» **Listed records**:

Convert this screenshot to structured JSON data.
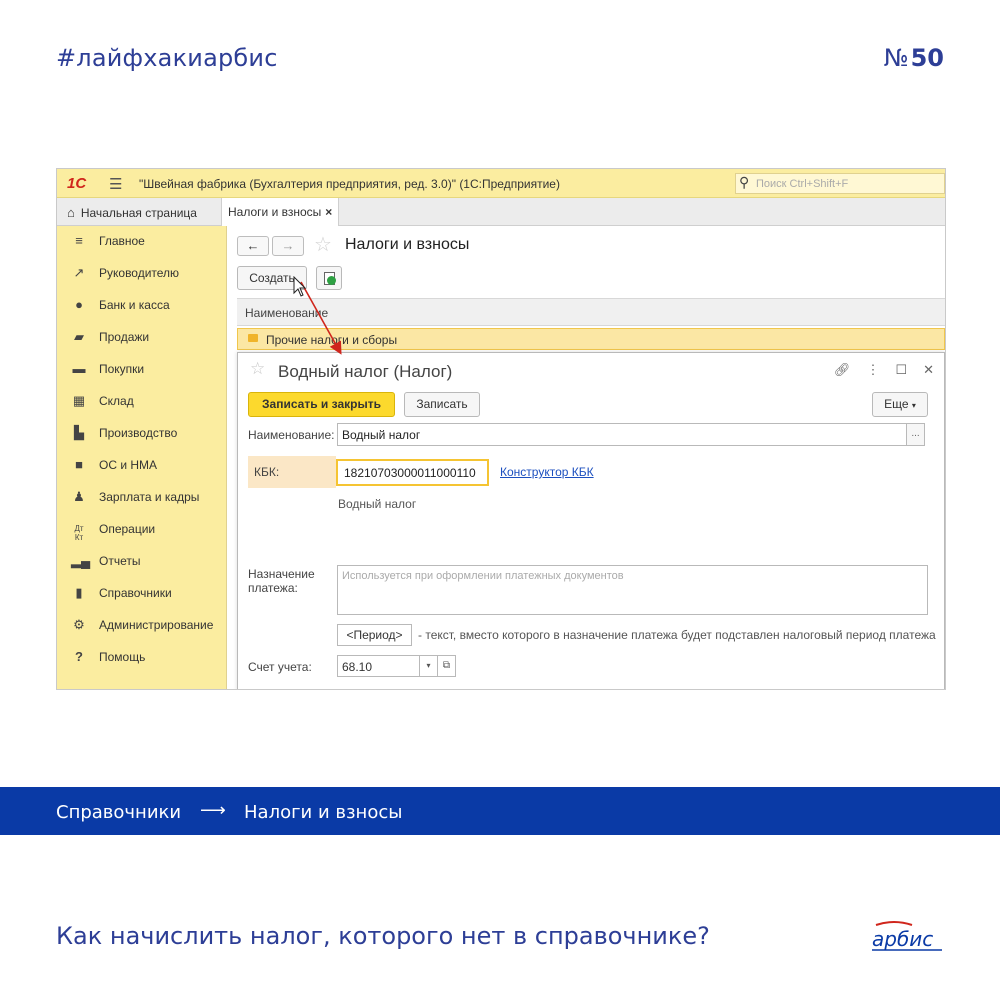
{
  "poster": {
    "hashtag": "#лайфхакиарбис",
    "issue_prefix": "№",
    "issue_number": "50",
    "breadcrumb_from": "Справочники",
    "breadcrumb_arrow": "⟶",
    "breadcrumb_to": "Налоги и взносы",
    "question": "Как начислить налог, которого нет в справочнике?",
    "brand_logo_text": "арбис",
    "accent_color": "#0a3aa6",
    "text_color": "#2d3e96"
  },
  "app": {
    "logo": "1С",
    "title": "\"Швейная фабрика (Бухгалтерия предприятия, ред. 3.0)\"  (1С:Предприятие)",
    "search_placeholder": "Поиск Ctrl+Shift+F",
    "tabs": [
      {
        "label": "Начальная страница"
      },
      {
        "label": "Налоги и взносы",
        "close": "×"
      }
    ]
  },
  "sidebar": {
    "items": [
      {
        "label": "Главное",
        "icon": "menu-icon"
      },
      {
        "label": "Руководителю",
        "icon": "trend-icon"
      },
      {
        "label": "Банк и касса",
        "icon": "coin-icon"
      },
      {
        "label": "Продажи",
        "icon": "bag-icon"
      },
      {
        "label": "Покупки",
        "icon": "cart-icon"
      },
      {
        "label": "Склад",
        "icon": "warehouse-icon"
      },
      {
        "label": "Производство",
        "icon": "factory-icon"
      },
      {
        "label": "ОС и НМА",
        "icon": "truck-icon"
      },
      {
        "label": "Зарплата и кадры",
        "icon": "person-icon"
      },
      {
        "label": "Операции",
        "icon": "dt-kt-icon"
      },
      {
        "label": "Отчеты",
        "icon": "bar-chart-icon"
      },
      {
        "label": "Справочники",
        "icon": "books-icon"
      },
      {
        "label": "Администрирование",
        "icon": "gear-icon"
      },
      {
        "label": "Помощь",
        "icon": "help-icon"
      }
    ]
  },
  "list": {
    "page_title": "Налоги и взносы",
    "create_label": "Создать",
    "column_name": "Наименование",
    "rows": [
      {
        "label": "Прочие налоги и сборы"
      }
    ]
  },
  "dialog": {
    "title": "Водный налог (Налог)",
    "save_close_label": "Записать и закрыть",
    "save_label": "Записать",
    "more_label": "Еще",
    "name_label": "Наименование:",
    "name_value": "Водный налог",
    "kbk_label": "КБК:",
    "kbk_value": "18210703000011000110",
    "kbk_link": "Конструктор КБК",
    "kbk_description": "Водный налог",
    "payment_purpose_label_1": "Назначение",
    "payment_purpose_label_2": "платежа:",
    "payment_purpose_placeholder": "Используется при оформлении платежных документов",
    "period_button": "<Период>",
    "period_note": "- текст, вместо которого в назначение платежа будет подставлен налоговый период платежа",
    "account_label": "Счет учета:",
    "account_value": "68.10"
  }
}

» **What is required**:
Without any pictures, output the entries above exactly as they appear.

» **Result of the exercise**:
Convert this screenshot to structured JSON data.
{
  "poster": {
    "hashtag": "#лайфхакиарбис",
    "issue_prefix": "№",
    "issue_number": "50",
    "breadcrumb_from": "Справочники",
    "breadcrumb_arrow": "⟶",
    "breadcrumb_to": "Налоги и взносы",
    "question": "Как начислить налог, которого нет в справочнике?",
    "brand_logo_text": "арбис",
    "accent_color": "#0a3aa6",
    "text_color": "#2d3e96"
  },
  "app": {
    "logo": "1С",
    "title": "\"Швейная фабрика (Бухгалтерия предприятия, ред. 3.0)\"  (1С:Предприятие)",
    "search_placeholder": "Поиск Ctrl+Shift+F",
    "tabs": [
      {
        "label": "Начальная страница"
      },
      {
        "label": "Налоги и взносы",
        "close": "×"
      }
    ]
  },
  "sidebar": {
    "items": [
      {
        "label": "Главное",
        "icon": "menu-icon"
      },
      {
        "label": "Руководителю",
        "icon": "trend-icon"
      },
      {
        "label": "Банк и касса",
        "icon": "coin-icon"
      },
      {
        "label": "Продажи",
        "icon": "bag-icon"
      },
      {
        "label": "Покупки",
        "icon": "cart-icon"
      },
      {
        "label": "Склад",
        "icon": "warehouse-icon"
      },
      {
        "label": "Производство",
        "icon": "factory-icon"
      },
      {
        "label": "ОС и НМА",
        "icon": "truck-icon"
      },
      {
        "label": "Зарплата и кадры",
        "icon": "person-icon"
      },
      {
        "label": "Операции",
        "icon": "dt-kt-icon"
      },
      {
        "label": "Отчеты",
        "icon": "bar-chart-icon"
      },
      {
        "label": "Справочники",
        "icon": "books-icon"
      },
      {
        "label": "Администрирование",
        "icon": "gear-icon"
      },
      {
        "label": "Помощь",
        "icon": "help-icon"
      }
    ]
  },
  "list": {
    "page_title": "Налоги и взносы",
    "create_label": "Создать",
    "column_name": "Наименование",
    "rows": [
      {
        "label": "Прочие налоги и сборы"
      }
    ]
  },
  "dialog": {
    "title": "Водный налог (Налог)",
    "save_close_label": "Записать и закрыть",
    "save_label": "Записать",
    "more_label": "Еще",
    "name_label": "Наименование:",
    "name_value": "Водный налог",
    "kbk_label": "КБК:",
    "kbk_value": "18210703000011000110",
    "kbk_link": "Конструктор КБК",
    "kbk_description": "Водный налог",
    "payment_purpose_label_1": "Назначение",
    "payment_purpose_label_2": "платежа:",
    "payment_purpose_placeholder": "Используется при оформлении платежных документов",
    "period_button": "<Период>",
    "period_note": "- текст, вместо которого в назначение платежа будет подставлен налоговый период платежа",
    "account_label": "Счет учета:",
    "account_value": "68.10"
  }
}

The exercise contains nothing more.